[[ SUPPLIED ENTRIES, beginning ]]
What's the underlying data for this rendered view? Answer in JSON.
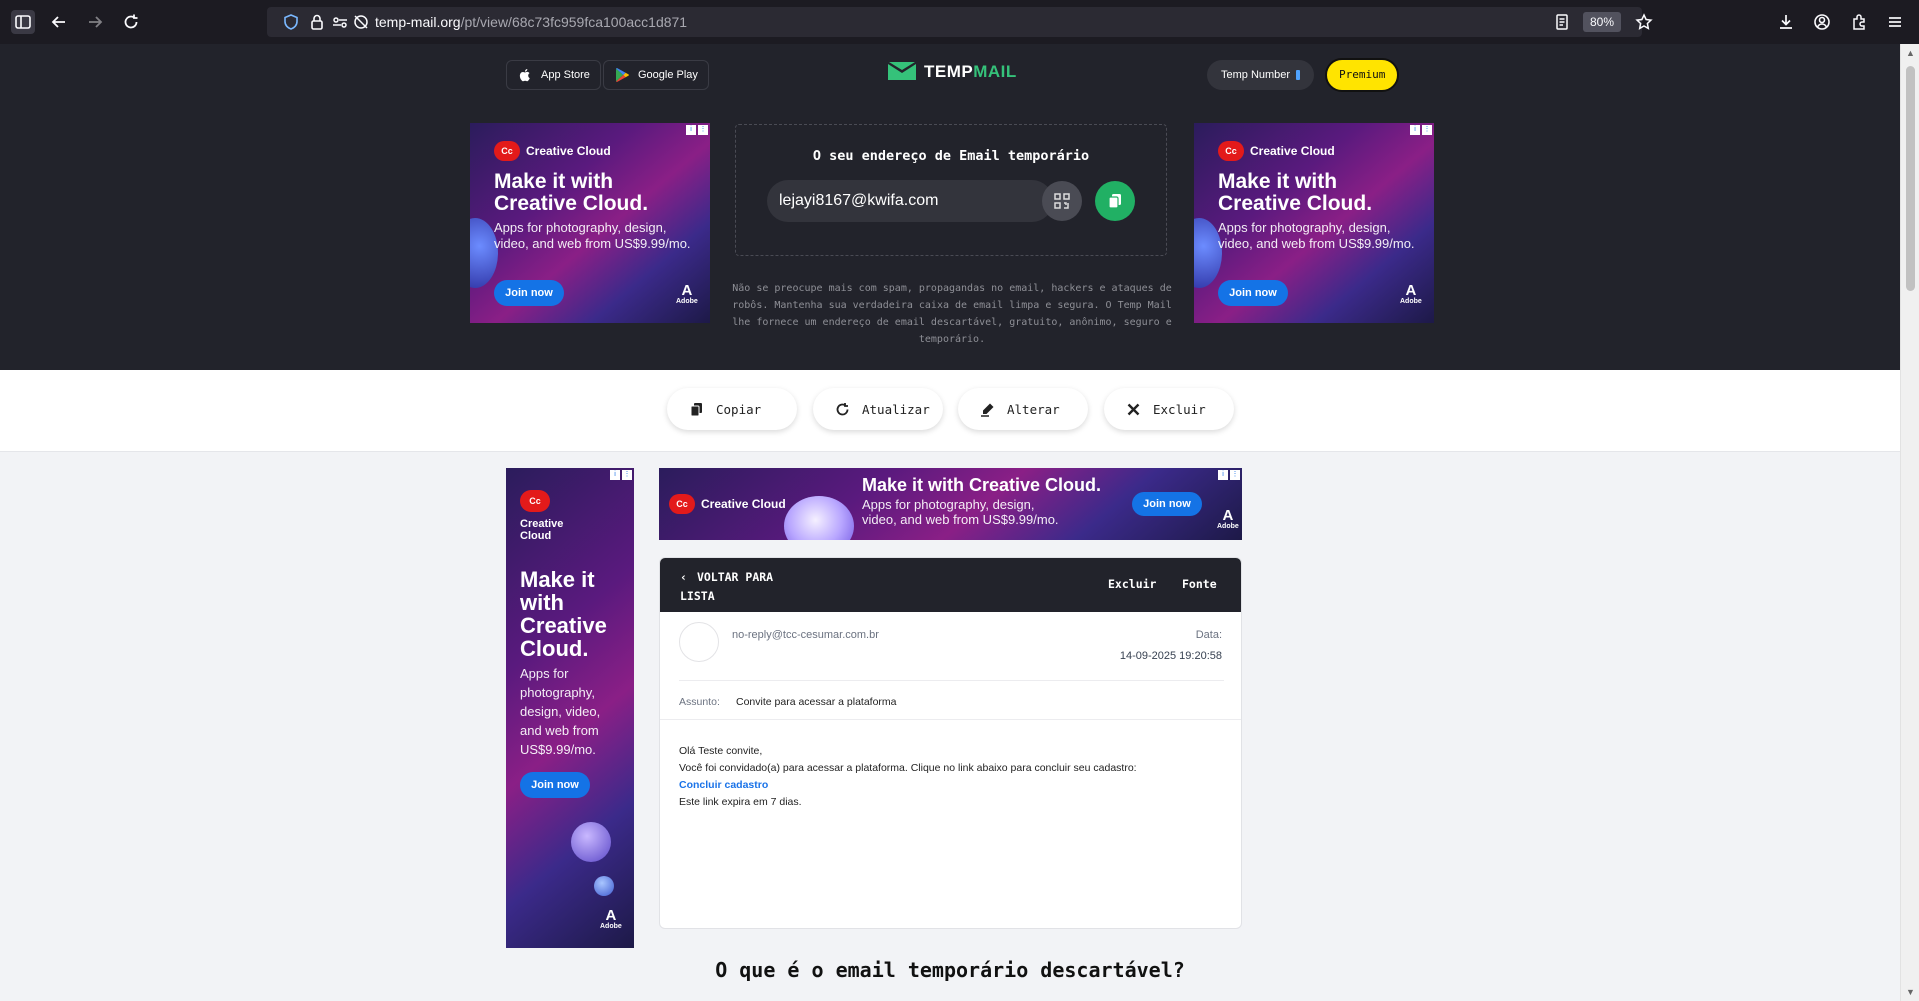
{
  "browser": {
    "url_host": "temp-mail.org",
    "url_path": "/pt/view/68c73fc959fca100acc1d871",
    "zoom": "80%"
  },
  "hero": {
    "app_store": "App Store",
    "google_play": "Google Play",
    "logo_temp": "TEMP",
    "logo_mail": "MAIL",
    "temp_number": "Temp Number",
    "premium": "Premium",
    "address_title": "O seu endereço de Email temporário",
    "email": "lejayi8167@kwifa.com",
    "description": "Não se preocupe mais com spam, propagandas no email, hackers e ataques de robôs. Mantenha sua verdadeira caixa de email limpa e segura. O Temp Mail lhe fornece um endereço de email descartável, gratuito, anônimo, seguro e temporário."
  },
  "ads": {
    "brand": "Creative Cloud",
    "brand_line1": "Creative",
    "brand_line2": "Cloud",
    "headline": "Make it with Creative Cloud.",
    "headline_tall_1": "Make it",
    "headline_tall_2": "with",
    "headline_tall_3": "Creative",
    "headline_tall_4": "Cloud.",
    "sub": "Apps for photography, design, video, and web from US$9.99/mo.",
    "join": "Join now",
    "adobe": "Adobe"
  },
  "actions": {
    "copy": "Copiar",
    "refresh": "Atualizar",
    "change": "Alterar",
    "delete": "Excluir"
  },
  "mail": {
    "back_line1": "VOLTAR PARA",
    "back_line2": "LISTA",
    "delete": "Excluir",
    "source": "Fonte",
    "from": "no-reply@tcc-cesumar.com.br",
    "date_label": "Data:",
    "date": "14-09-2025 19:20:58",
    "subject_label": "Assunto:",
    "subject": "Convite para acessar a plataforma",
    "body_greeting": "Olá Teste convite,",
    "body_line": "Você foi convidado(a) para acessar a plataforma. Clique no link abaixo para concluir seu cadastro:",
    "body_link": "Concluir cadastro",
    "body_expire": "Este link expira em 7 dias."
  },
  "faq_title": "O que é o email temporário descartável?",
  "colors": {
    "hero_bg": "#22232b",
    "accent_green": "#21b064",
    "premium_yellow": "#ffe400",
    "link_blue": "#1a73e8"
  }
}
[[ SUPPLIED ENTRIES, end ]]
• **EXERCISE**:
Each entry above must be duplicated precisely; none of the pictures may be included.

• **RESPONSE AREA**:
What's the underlying data for this rendered view? Answer in JSON.
{
  "browser": {
    "url_host": "temp-mail.org",
    "url_path": "/pt/view/68c73fc959fca100acc1d871",
    "zoom": "80%"
  },
  "hero": {
    "app_store": "App Store",
    "google_play": "Google Play",
    "logo_temp": "TEMP",
    "logo_mail": "MAIL",
    "temp_number": "Temp Number",
    "premium": "Premium",
    "address_title": "O seu endereço de Email temporário",
    "email": "lejayi8167@kwifa.com",
    "description": "Não se preocupe mais com spam, propagandas no email, hackers e ataques de robôs. Mantenha sua verdadeira caixa de email limpa e segura. O Temp Mail lhe fornece um endereço de email descartável, gratuito, anônimo, seguro e temporário."
  },
  "ads": {
    "brand": "Creative Cloud",
    "brand_line1": "Creative",
    "brand_line2": "Cloud",
    "headline": "Make it with Creative Cloud.",
    "headline_tall_1": "Make it",
    "headline_tall_2": "with",
    "headline_tall_3": "Creative",
    "headline_tall_4": "Cloud.",
    "sub": "Apps for photography, design, video, and web from US$9.99/mo.",
    "join": "Join now",
    "adobe": "Adobe"
  },
  "actions": {
    "copy": "Copiar",
    "refresh": "Atualizar",
    "change": "Alterar",
    "delete": "Excluir"
  },
  "mail": {
    "back_line1": "VOLTAR PARA",
    "back_line2": "LISTA",
    "delete": "Excluir",
    "source": "Fonte",
    "from": "no-reply@tcc-cesumar.com.br",
    "date_label": "Data:",
    "date": "14-09-2025 19:20:58",
    "subject_label": "Assunto:",
    "subject": "Convite para acessar a plataforma",
    "body_greeting": "Olá Teste convite,",
    "body_line": "Você foi convidado(a) para acessar a plataforma. Clique no link abaixo para concluir seu cadastro:",
    "body_link": "Concluir cadastro",
    "body_expire": "Este link expira em 7 dias."
  },
  "faq_title": "O que é o email temporário descartável?",
  "colors": {
    "hero_bg": "#22232b",
    "accent_green": "#21b064",
    "premium_yellow": "#ffe400",
    "link_blue": "#1a73e8"
  }
}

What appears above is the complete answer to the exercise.